Now we come to the other two lost eagles. It is a matter of record that the Big Ten planned to add Coach Paterno's name to the prestigious Stagg Trophy, and that Paterno's name was under consideration for the Presidential Medal of Freedom. These honors belonged not only to Coach Paterno, however, but to all Penn State students, alumni, and faculty members just as a Nobel Prize in Medicine-which Penn State researchers may well receive if they cure leukemia-would belong to the entire institution as well as the individuals who earned it. The former two honors were however revoked when the Trustees threw the blame on Paterno as described above.

In summary, Penn State's Trustees began by displaying open panic on November 9. They admitted that they responded to media pressure and rushed to judgment. At least two Trustees told the falsehood that Sandusky's arrest had taken them by surprise, even though most had learned in a briefing almost six months earlier that he was under investigation. They, like the fictional Sir Henry Simmerson, are simply unable to realize that they have perpetrated an unthinkable and unforgivable disgrace by losing the King's Colours, the Emperor's Eagles, or the equivalent under the most dishonorable circumstances imaginable.

The Emperor, who consists collectively of all members of the Penn State community, wants to know only what became of those three eagles and what if anything the Trustees plan to do to get them back. The answer so far has been "nothing," other than to engage public relations firms to defend the reputations of the Trustees as opposed to Penn State. The Trustees have therefore disgraced themselves so thoroughly that they and the University cannot possibly move forward together and cannot have a future together. If they have any sense of honor and responsibility to the University as opposed to themselves, they will therefore resign, allow more worthy individuals to take their place, and hope the world forgets that they were ever Trustees of the Pennsylvania State University.

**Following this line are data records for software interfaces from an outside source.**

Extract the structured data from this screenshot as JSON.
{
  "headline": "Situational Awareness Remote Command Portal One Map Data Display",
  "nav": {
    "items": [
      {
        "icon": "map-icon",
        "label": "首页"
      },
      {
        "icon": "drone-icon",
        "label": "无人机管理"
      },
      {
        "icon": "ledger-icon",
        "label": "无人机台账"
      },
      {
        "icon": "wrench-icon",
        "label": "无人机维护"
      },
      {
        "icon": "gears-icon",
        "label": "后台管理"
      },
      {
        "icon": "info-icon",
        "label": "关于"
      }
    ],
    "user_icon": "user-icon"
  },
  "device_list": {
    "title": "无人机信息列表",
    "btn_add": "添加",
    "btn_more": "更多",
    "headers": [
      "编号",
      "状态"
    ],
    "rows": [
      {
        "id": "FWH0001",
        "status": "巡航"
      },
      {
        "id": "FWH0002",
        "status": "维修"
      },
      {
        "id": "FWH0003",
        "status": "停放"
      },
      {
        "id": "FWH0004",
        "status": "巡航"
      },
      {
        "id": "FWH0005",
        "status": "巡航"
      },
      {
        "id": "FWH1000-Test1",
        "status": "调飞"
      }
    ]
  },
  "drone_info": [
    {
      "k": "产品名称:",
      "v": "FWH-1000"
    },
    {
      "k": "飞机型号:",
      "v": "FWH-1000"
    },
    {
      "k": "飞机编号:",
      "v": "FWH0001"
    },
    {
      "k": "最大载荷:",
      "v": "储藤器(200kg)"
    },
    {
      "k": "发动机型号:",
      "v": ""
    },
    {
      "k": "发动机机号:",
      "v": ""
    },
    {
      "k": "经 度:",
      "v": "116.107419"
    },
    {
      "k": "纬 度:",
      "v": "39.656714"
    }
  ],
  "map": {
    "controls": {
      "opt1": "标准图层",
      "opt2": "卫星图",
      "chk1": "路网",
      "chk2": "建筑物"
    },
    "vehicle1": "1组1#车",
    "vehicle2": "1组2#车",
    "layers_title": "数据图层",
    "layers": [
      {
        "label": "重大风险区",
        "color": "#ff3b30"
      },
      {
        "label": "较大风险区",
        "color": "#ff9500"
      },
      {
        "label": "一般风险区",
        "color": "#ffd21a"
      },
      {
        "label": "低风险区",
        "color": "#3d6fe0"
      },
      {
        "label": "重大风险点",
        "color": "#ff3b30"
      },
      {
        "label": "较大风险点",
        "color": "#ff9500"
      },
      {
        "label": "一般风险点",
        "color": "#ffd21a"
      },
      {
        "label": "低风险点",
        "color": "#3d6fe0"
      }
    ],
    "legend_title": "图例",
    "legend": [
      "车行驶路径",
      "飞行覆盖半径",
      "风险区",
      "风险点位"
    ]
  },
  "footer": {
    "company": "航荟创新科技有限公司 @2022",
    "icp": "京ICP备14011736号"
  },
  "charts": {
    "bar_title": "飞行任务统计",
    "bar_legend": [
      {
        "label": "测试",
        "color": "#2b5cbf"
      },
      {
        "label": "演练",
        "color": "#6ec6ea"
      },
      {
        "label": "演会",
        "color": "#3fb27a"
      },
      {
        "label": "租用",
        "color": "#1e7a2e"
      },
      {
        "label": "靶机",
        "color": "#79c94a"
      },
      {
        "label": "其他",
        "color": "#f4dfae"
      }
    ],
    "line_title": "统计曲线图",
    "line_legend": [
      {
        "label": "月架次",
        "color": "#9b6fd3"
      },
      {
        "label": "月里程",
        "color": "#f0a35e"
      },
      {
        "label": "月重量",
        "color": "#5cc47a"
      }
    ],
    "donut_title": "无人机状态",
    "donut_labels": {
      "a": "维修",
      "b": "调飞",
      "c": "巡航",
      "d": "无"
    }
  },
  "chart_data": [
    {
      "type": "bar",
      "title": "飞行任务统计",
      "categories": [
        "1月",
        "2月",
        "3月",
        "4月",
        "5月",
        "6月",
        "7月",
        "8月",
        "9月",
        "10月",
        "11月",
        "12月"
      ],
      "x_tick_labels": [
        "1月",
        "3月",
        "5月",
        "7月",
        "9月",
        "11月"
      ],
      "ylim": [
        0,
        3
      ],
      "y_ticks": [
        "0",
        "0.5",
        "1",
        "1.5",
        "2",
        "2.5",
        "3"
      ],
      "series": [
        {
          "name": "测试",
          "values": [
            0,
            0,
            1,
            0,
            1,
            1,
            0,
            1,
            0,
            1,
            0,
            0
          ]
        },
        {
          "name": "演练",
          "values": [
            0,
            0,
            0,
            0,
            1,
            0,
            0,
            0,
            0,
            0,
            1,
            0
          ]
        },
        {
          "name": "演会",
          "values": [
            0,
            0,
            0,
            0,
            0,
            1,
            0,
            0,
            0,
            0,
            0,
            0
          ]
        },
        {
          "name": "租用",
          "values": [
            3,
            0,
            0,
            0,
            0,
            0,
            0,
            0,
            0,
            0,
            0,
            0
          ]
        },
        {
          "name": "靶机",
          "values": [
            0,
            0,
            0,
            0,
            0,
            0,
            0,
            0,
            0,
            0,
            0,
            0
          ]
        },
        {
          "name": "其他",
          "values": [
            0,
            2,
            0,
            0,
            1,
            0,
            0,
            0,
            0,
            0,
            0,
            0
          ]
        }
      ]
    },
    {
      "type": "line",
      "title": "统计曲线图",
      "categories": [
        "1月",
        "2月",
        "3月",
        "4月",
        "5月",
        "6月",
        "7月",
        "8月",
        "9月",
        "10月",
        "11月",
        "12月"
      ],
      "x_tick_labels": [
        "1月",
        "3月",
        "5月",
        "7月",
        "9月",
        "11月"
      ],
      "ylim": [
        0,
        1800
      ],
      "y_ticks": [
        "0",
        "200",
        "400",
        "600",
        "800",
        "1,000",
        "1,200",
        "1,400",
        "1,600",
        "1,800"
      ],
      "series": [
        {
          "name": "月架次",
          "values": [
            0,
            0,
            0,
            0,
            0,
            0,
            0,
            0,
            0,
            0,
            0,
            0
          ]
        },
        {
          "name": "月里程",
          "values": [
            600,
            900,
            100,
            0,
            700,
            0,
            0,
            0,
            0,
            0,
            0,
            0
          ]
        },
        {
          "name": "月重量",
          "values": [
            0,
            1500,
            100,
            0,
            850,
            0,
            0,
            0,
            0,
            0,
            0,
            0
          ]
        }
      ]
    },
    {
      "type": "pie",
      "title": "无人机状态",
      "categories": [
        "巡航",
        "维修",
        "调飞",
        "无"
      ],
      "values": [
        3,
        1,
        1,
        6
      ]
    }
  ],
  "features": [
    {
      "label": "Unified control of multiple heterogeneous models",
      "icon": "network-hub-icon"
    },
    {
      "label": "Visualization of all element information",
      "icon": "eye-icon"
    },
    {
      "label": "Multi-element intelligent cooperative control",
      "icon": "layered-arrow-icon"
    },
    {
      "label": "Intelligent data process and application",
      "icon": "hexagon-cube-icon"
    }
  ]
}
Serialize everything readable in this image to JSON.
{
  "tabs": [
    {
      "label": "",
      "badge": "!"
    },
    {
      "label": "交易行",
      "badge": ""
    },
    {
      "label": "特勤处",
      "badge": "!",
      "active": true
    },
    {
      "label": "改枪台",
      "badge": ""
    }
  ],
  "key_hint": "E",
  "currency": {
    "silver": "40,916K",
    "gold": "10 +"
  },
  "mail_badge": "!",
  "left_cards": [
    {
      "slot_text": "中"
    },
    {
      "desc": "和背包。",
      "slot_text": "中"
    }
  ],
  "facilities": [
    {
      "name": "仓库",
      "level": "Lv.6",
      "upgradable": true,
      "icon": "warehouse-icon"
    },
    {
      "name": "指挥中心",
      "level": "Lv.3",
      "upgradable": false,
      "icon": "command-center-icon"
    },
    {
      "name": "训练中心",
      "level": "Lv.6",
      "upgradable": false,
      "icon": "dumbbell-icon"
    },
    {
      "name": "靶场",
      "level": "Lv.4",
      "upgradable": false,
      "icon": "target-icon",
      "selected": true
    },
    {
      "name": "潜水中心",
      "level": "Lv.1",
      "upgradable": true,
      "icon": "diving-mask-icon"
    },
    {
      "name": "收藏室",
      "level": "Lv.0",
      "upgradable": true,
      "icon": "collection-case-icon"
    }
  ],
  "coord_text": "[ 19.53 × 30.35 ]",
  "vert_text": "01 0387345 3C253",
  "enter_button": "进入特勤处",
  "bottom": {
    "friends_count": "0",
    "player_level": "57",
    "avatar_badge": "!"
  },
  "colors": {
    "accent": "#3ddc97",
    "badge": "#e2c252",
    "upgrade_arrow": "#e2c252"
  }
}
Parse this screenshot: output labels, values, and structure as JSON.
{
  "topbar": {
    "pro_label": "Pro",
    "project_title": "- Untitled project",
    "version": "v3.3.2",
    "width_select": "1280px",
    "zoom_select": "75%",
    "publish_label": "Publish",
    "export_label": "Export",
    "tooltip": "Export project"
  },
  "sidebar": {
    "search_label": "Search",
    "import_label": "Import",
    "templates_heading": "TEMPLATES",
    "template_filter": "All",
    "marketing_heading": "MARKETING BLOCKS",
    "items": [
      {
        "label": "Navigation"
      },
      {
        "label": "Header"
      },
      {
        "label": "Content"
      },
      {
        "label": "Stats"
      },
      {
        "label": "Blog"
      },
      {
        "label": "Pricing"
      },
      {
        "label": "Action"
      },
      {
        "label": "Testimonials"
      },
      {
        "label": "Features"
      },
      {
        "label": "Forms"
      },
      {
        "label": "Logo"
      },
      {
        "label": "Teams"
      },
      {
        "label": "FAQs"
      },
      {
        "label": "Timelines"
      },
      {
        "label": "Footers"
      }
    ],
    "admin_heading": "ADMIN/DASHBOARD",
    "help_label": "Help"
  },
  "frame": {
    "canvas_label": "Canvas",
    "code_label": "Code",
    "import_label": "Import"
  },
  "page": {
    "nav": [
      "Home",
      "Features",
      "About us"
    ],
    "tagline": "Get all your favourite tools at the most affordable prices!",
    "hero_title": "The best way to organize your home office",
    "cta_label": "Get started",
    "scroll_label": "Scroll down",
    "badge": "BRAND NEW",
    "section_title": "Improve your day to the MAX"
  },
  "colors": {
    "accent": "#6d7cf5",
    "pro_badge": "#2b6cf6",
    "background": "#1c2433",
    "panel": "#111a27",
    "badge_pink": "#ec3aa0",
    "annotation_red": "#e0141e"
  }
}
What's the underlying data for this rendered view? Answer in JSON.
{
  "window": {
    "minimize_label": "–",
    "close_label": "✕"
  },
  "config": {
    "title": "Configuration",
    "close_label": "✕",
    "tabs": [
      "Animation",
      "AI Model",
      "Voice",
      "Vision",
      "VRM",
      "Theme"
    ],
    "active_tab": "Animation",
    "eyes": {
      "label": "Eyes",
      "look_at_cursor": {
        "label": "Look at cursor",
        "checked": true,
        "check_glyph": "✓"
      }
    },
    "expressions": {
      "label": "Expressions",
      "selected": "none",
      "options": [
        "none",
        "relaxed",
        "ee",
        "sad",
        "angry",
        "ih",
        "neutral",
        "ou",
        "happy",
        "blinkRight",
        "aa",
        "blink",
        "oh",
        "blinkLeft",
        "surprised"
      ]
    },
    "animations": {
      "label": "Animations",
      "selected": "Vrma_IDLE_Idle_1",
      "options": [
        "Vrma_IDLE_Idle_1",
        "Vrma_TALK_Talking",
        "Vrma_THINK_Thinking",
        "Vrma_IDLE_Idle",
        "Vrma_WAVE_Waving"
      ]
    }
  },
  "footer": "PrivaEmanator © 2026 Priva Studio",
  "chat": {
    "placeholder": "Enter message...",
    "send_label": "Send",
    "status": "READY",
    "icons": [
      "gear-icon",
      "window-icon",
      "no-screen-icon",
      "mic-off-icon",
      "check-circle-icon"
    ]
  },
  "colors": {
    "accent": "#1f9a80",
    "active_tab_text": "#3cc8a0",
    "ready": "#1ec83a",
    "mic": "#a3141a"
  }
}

William A. Levinson, P.E. is a graduate of Penn State and the author of several books on business management including content on organizational psychology, as well as manufacturing productivity and quality.